◆ TASK ITEM
Your answer should show every line of the material below that includes "NAME".

---*---

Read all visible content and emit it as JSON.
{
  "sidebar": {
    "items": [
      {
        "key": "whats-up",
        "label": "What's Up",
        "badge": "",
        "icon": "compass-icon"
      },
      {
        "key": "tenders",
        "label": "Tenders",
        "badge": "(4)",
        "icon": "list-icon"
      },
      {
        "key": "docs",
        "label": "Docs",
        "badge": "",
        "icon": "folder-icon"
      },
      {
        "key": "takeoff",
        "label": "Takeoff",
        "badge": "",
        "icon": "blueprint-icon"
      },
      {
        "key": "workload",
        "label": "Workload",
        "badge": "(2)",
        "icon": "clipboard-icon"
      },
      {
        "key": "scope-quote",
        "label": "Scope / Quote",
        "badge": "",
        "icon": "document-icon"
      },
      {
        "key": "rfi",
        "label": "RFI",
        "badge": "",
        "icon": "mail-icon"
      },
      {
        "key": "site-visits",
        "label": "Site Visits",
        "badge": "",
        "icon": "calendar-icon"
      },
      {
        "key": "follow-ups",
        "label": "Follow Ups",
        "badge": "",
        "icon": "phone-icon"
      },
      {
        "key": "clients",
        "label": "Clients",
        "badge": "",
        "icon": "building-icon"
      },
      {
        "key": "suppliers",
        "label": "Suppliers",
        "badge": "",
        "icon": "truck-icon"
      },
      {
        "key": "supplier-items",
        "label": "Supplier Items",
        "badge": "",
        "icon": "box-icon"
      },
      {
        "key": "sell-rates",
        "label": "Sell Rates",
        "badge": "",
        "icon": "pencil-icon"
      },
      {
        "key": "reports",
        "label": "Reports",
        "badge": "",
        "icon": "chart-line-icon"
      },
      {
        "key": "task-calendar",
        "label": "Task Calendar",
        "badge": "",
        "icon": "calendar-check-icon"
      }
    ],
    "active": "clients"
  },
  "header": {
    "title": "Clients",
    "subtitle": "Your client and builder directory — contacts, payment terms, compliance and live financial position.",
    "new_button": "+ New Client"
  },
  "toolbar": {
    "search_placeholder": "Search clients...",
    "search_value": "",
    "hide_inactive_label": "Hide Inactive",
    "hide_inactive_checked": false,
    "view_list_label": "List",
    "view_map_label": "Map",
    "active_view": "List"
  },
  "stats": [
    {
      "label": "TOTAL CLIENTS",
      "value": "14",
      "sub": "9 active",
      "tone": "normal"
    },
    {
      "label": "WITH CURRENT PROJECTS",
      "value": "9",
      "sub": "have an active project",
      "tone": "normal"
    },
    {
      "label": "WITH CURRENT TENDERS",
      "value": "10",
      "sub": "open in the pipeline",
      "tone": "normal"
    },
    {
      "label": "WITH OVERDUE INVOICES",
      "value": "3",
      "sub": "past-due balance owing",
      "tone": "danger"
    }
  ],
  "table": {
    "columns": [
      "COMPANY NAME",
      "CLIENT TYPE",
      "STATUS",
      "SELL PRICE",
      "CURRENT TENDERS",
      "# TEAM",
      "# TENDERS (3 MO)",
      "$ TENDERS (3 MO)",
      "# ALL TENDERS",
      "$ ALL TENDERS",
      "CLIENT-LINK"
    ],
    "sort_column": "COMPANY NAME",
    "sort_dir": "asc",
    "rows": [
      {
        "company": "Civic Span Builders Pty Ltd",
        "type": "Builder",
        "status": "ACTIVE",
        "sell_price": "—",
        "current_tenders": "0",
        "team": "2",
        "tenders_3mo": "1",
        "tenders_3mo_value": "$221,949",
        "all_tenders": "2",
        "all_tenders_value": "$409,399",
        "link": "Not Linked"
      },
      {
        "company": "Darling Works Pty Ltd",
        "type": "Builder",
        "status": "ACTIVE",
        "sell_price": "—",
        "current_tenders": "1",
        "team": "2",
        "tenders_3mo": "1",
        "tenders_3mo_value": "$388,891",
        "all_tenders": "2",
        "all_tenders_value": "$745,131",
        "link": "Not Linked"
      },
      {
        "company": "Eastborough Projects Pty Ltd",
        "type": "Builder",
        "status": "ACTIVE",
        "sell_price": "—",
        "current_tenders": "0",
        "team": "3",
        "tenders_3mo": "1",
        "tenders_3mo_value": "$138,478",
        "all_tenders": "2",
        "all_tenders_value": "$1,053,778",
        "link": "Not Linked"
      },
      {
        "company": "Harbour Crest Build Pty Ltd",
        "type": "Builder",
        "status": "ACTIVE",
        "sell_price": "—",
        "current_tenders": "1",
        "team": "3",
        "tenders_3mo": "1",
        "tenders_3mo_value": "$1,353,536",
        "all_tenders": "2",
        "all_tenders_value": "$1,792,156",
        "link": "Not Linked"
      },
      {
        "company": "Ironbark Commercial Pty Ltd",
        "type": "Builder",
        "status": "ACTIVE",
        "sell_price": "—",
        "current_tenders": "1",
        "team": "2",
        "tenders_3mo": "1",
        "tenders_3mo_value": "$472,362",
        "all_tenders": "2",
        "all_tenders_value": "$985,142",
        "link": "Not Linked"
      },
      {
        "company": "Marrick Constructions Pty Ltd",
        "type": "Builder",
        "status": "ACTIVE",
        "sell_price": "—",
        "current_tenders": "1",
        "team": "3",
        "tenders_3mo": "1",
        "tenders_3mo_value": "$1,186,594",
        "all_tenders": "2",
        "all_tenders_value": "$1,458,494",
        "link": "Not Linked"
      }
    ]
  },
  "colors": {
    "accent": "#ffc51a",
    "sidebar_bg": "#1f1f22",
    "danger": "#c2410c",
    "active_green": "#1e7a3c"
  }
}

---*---

◆ REPLY
      "COMPANY NAME",
    "sort_column": "COMPANY NAME",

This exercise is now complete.